- Copper Sulfate: Sometimes used as a follow-up treatment after flushing with a laxative. Dissolve 1 oz copper sulfate and 1 tablespoon of vinegar into 15 gallons water. Use as the sole water source during the course of the disease outbreak. Copper sulfate is often referred to as "bluestone". (Solutions Used For Poultry, 2008) Copper sulfate in a single dose of greater than 1 gram is fatal.
- Potassium Permanganate: A solution of 1 tablespoon powder in 4.25 gallons water is an old remedy for diarrhea in adult chickens.
- Nystatin: 62.5-250 mg nystatin and 7.8-25 mg sodium lauryl sulfate per liter of water for 5 days. (Saif 2003)
- Garlic: Milder than chemicals, 1 clove of garlic (1/4 teaspoon dried) per gallon of water is a traditional treatment that does not effect the taste of the eggs.
Fungicides can be applied externally to the vent and around the beak to reduce sores and waxy patches.
- Sulfur: sulfur powder dusted on the vent area can greatly reduce sores and tissue buildup around the vent. Do not dust sulfur on the head. Sulfur can be found in garden centers.
- Fungal creams designed for humans, for instance for athletes' foot, can be applied to both vent and head.
Keep food sources clean, do not feed bird spoiled food, and store feed in a dry place. In young chicks, it may be caused by fungus on the surface of the egg.
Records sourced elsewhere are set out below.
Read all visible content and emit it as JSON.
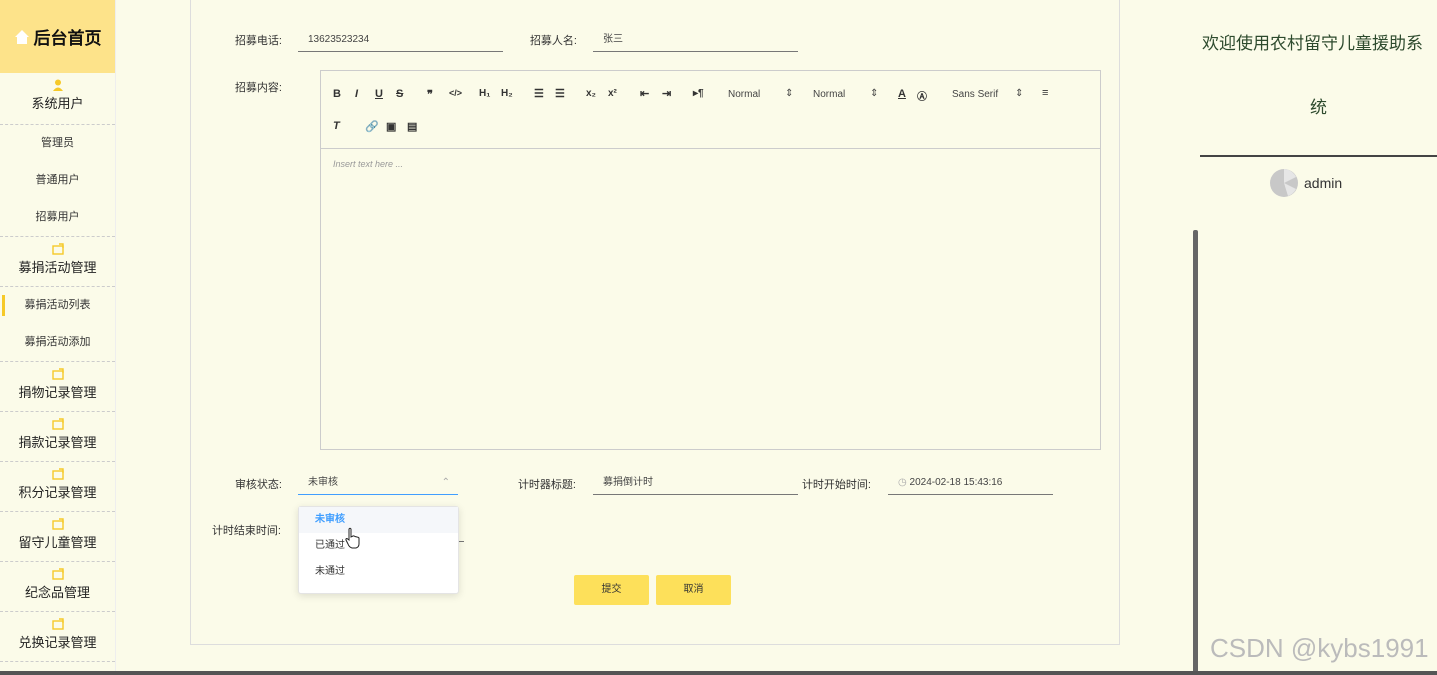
{
  "sidebar": {
    "logo": "后台首页",
    "groups": [
      {
        "label": "系统用户",
        "subs": [
          "管理员",
          "普通用户",
          "招募用户"
        ]
      },
      {
        "label": "募捐活动管理",
        "subs": [
          "募捐活动列表",
          "募捐活动添加"
        ]
      },
      {
        "label": "捐物记录管理"
      },
      {
        "label": "捐款记录管理"
      },
      {
        "label": "积分记录管理"
      },
      {
        "label": "留守儿童管理"
      },
      {
        "label": "纪念品管理"
      },
      {
        "label": "兑换记录管理"
      }
    ]
  },
  "form": {
    "phone_label": "招募电话:",
    "phone_value": "13623523234",
    "name_label": "招募人名:",
    "name_value": "张三",
    "content_label": "招募内容:",
    "editor": {
      "font_size_1": "Normal",
      "font_size_2": "Normal",
      "font_family": "Sans Serif",
      "placeholder": "Insert text here ..."
    },
    "status_label": "审核状态:",
    "status_value": "未审核",
    "timer_title_label": "计时器标题:",
    "timer_title_value": "募捐倒计时",
    "timer_start_label": "计时开始时间:",
    "timer_start_value": "2024-02-18 15:43:16",
    "timer_end_label": "计时结束时间:",
    "dropdown_options": [
      "未审核",
      "已通过",
      "未通过"
    ],
    "submit": "提交",
    "cancel": "取消"
  },
  "right": {
    "welcome_line1": "欢迎使用农村留守儿童援助系",
    "welcome_line2": "统",
    "username": "admin"
  },
  "watermark": "CSDN @kybs1991",
  "colors": {
    "accent": "#fde05a",
    "active_bar": "#f6c928",
    "background": "#fbfbe9",
    "select": "#409eff"
  }
}
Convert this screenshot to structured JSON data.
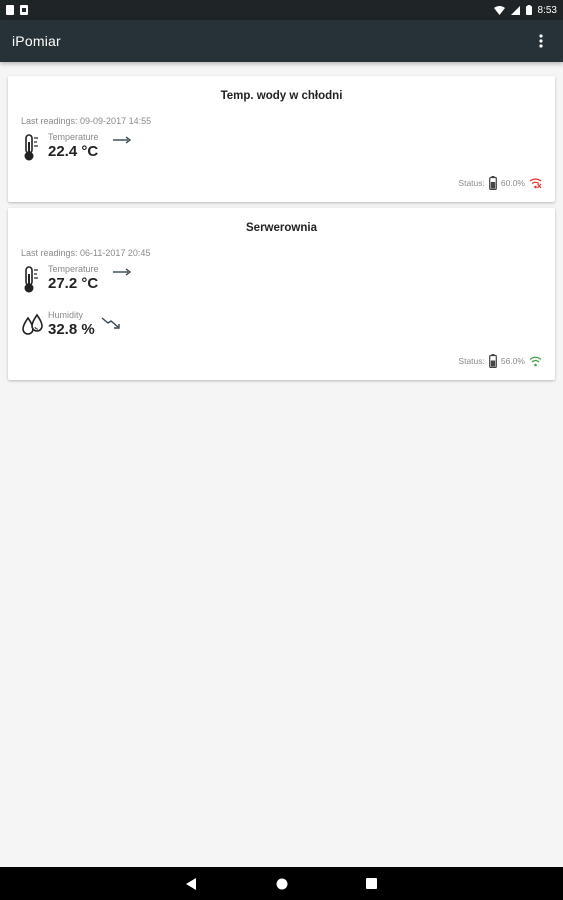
{
  "status_bar": {
    "time": "8:53",
    "icons": [
      "notification-icon",
      "notification-icon",
      "wifi-icon",
      "signal-icon",
      "battery-icon"
    ]
  },
  "app_bar": {
    "title": "iPomiar",
    "menu_icon": "overflow-menu-icon"
  },
  "cards": [
    {
      "title": "Temp. wody w chłodni",
      "last_readings": "Last readings: 09-09-2017 14:55",
      "readings": [
        {
          "label": "Temperature",
          "value": "22.4 °C",
          "icon": "thermometer-icon",
          "trend": "steady",
          "trend_color": "#37474f"
        }
      ],
      "status": {
        "label": "Status:",
        "battery_pct": "60.0%",
        "signal": "wifi-off",
        "signal_color": "#e53935"
      }
    },
    {
      "title": "Serwerownia",
      "last_readings": "Last readings: 06-11-2017 20:45",
      "readings": [
        {
          "label": "Temperature",
          "value": "27.2 °C",
          "icon": "thermometer-icon",
          "trend": "steady",
          "trend_color": "#37474f"
        },
        {
          "label": "Humidity",
          "value": "32.8 %",
          "icon": "humidity-icon",
          "trend": "falling",
          "trend_color": "#37474f"
        }
      ],
      "status": {
        "label": "Status:",
        "battery_pct": "56.0%",
        "signal": "wifi-on",
        "signal_color": "#43a047"
      }
    }
  ],
  "nav_bar": {
    "buttons": [
      "back-icon",
      "home-icon",
      "recents-icon"
    ]
  }
}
For future hatchings, dip the eggs in an iodine solution before incubating. (Saif 2003)
Probiotics are live beneficial gut bacteria that occur naturally in all animal digestive tracts. Various probiotics are in yogurt, liquid human probiotic solutions, or powdered livestock probiotics. If you specifically want to prevent thrush, use a probiotic that contains both Acidophilus and B. bifidum.
Acidify the water using apple cider vinegar (2 to 4 tablespoons vinegar per gallon of water) to inhibit yeast growth and up to 1 Tbsp live-culture yogurt per bird.